Bill Birtles, the ABC's correspondent based in Beijing, and Mike Smith, the AFR's correspondent based in Shanghai, boarded a flight to Sydney last night after the pair were questioned separately by China's Ministry of State security.
Birtles had spent four days sheltering in the Australian Embassy in Beijing, while Smith took refuge in the Australian Consulate in Shanghai as diplomats negotiated with Chinese officials to allow them to safely leave the country.
The saga began early last week, when Australian diplomats in Beijing cautioned Birtles that he should leave China, with officials from the Department of Foreign Affairs and Trade giving the same advice to ABC's managing director David Anderson in Sydney.
Subsequent advice prompted the ABC to organise flights back to Australia for Birtles. He was due to depart last Thursday morning.
But the threatening behaviour from Chinese officials peaked before he could leave, when seven police officers arrived at Birtles' apartment at midnight last Wednesday as he was holding farewell drinks with friends and colleagues.
They told him he was banned from leaving the country, and that he would be contacted the next day to organise a time to be questioned over a "national security case".
Birtles called the Australian Embassy and arranged to be collected from his apartment.
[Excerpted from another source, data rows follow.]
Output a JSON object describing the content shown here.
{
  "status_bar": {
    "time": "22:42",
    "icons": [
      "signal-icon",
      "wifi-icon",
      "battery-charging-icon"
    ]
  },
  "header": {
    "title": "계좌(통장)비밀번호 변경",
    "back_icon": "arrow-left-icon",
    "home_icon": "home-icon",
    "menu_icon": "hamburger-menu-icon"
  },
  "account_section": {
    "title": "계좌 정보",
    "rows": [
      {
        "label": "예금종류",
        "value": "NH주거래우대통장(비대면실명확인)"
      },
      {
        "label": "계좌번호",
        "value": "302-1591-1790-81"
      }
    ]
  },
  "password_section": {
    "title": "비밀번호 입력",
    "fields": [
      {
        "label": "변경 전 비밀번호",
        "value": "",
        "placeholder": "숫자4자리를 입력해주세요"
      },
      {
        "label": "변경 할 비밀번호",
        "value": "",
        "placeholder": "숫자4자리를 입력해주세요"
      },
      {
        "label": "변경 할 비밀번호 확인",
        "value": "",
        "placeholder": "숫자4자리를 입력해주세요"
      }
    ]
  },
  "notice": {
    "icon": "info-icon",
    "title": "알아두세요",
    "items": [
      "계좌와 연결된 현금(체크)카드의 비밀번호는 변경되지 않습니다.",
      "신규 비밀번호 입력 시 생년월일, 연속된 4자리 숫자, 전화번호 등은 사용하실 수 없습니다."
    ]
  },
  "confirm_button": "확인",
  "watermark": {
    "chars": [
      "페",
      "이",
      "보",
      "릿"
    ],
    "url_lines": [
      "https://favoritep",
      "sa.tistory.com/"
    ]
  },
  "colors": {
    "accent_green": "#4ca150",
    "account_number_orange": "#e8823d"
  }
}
He stayed in the Beijing diplomatic compound for the next few days, where he was contacted by Chinese officials demanding an interview.
He initially refused to speak with them, citing fears for his personal safety.
Birtles was interviewed by Chinese authorities on Sunday, accompanied by Australian Ambassador to China Graham Fletcher, after an agreement was reached between Australian and Chinese officials that his travel ban would be lifted if he spoke to them.
During the meeting, no questions were asked about his reporting or conduct in China.
Birtles was told by embassy officials after the interview that his travel ban had been rescinded. He was joined by consular staff on a flight from Beijing to Shanghai early on Monday, where he waited for his flight to Sydney.
AFR correspondent Smith was subjected to questioning on Monday evening, after sheltering in the Australian consulate in Shanghai. The AFR made similar arrangements to get him out of the country.
After touching down in Sydney, Birtles said the experience had been a "whirlwind".
"It's very disappointing to have to leave under those circumstances, and it's a relief to be back in a country with a genuine rule of law," he said.
"This was a whirlwind, and it's not a particularly good experience.
"It's just good to be home."
The drama came only days after China's Government publicly confirmed the arrest of an Australian journalist working for China's state media, Cheng Lei.